There are several risk factors tied to cardiovascular disease, such as diabetes, obesity and smoking. In a new study from the American Heart Association, researchers have found that the impact of these risk factors is greater in women than men and in blacks than white, highlighting gender and race gaps in cardiovascular health in the US.
Published in the journal Circulation, the new study examines population attributable risk (PAR) changes for the five major cardiovascular risk factors that are modifiable, which include: high cholesterol, smoking, high blood pressure, obesity and diabetes.
The researchers, led by Dr. Susan Cheng of Brigham and Women’s Hospital in Boston, MA, explain that the PAR is a measure that considers how common a risk factor is and how much it raises the likelihood of future heart disease.
“We’ve been targeting traditional risk factors in public health campaigns for many years,” says Dr. Cheng. “We wanted to take a look at how well we’ve been doing over time at keeping these risk factors from causing heart and vascular disease – both by preventing the risks from occurring and by minimizing their effects when they do occur.”
According to the American Heart Association (AHA), heart disease is the number one killer of women, taking around one woman every minute. Of the adult female population in the US, 90% have one or more risk factor for developing the disease.
Since 1984, more women than men have died each year from heart disease. Although 1 in 31 women in the US dies from breast cancer each year, heart disease claims 1 in 3.
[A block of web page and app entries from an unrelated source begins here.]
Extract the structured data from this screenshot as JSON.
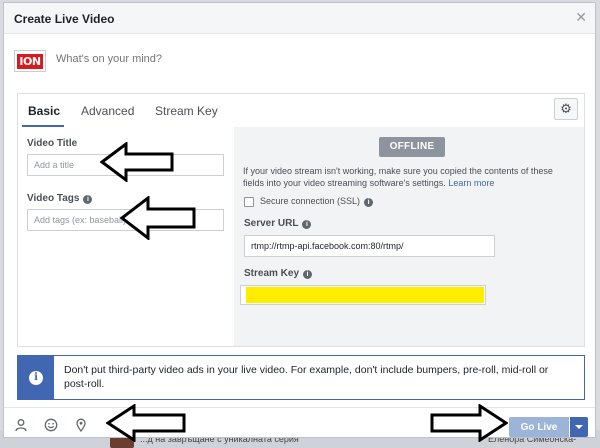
{
  "background": {
    "left_text": "...д на завръщане с уникалната серия",
    "right_text": "Еленора Симеонска-"
  },
  "dialog": {
    "title": "Create Live Video",
    "close_icon": "close-icon"
  },
  "composer": {
    "logo_text": "ION",
    "placeholder": "What's on your mind?"
  },
  "tabs": [
    {
      "label": "Basic",
      "active": true
    },
    {
      "label": "Advanced",
      "active": false
    },
    {
      "label": "Stream Key",
      "active": false
    }
  ],
  "settings_icon": "gear-icon",
  "form": {
    "video_title_label": "Video Title",
    "video_title_placeholder": "Add a title",
    "video_tags_label": "Video Tags",
    "video_tags_placeholder": "Add tags (ex: baseball)"
  },
  "stream": {
    "status": "OFFLINE",
    "help_text": "If your video stream isn't working, make sure you copied the contents of these fields into your video streaming software's settings.",
    "learn_more": "Learn more",
    "secure_label": "Secure connection (SSL)",
    "server_url_label": "Server URL",
    "server_url_value": "rtmp://rtmp-api.facebook.com:80/rtmp/",
    "stream_key_label": "Stream Key",
    "stream_key_highlight": "#ffed00"
  },
  "notice": {
    "text": "Don't put third-party video ads in your live video. For example, don't include bumpers, pre-roll, mid-roll or post-roll."
  },
  "footer": {
    "icons": [
      "tag-people-icon",
      "emoji-icon",
      "location-pin-icon"
    ],
    "go_live_label": "Go Live",
    "accent": "#4267b2"
  }
}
To further investigate how risk factors impact on different genders and races, the research team examined data on 13,541 people as part of the Atherosclerosis Risk in Communities study.
Participants in the study underwent four examinations during four different periods between 1987 and 1998. During this time, they were between the ages of 52-66 years old and were free of cardiovascular disease.
At the exams, researchers determined risk factors and then calculated how each factor contributed to the risk of developing the disease over the next 10 years.
Results showed that the combined PAR for the five major risk factors stayed the same in blacks but fell in whites.
Additionally, the contribution of diabetes to cardiovascular disease was higher in women than men and more than twice as high in blacks, compared with whites. Meanwhile, high blood pressure also impacted women more than men and blacks more than whites.
Though the team also found that obesity’s contribution to the disease has stayed at the same level, they stress that the impact of obesity as a risk factor could be seen in later years, and could also impact on diabetes, which does significantly contribute to heart disease.
A bit of good news: the contribution of both smoking and high cholesterol has decreased in recent years. However, Dr. Cheng says their results “don’t suggest that a risk factor like smoking has become any less dangerous, but that fewer people are smoking.”
“In fact, for current smokers the risk of heart and vascular disease has actually gone up, possibly because remaining smokers tend to smoke more heavily or carry additional risk factors,” she adds.
Regarding the lower contribution of high cholesterol, the team says improvements in both awareness and treatment – including changes in diet and statin therapy – could have accounted for the decreased impact.
Medical News Today recently reported on a new creation from scientists in the UK that could help cure heart disease. The team grew miniature beating human hearts on which they can test newly developed drugs.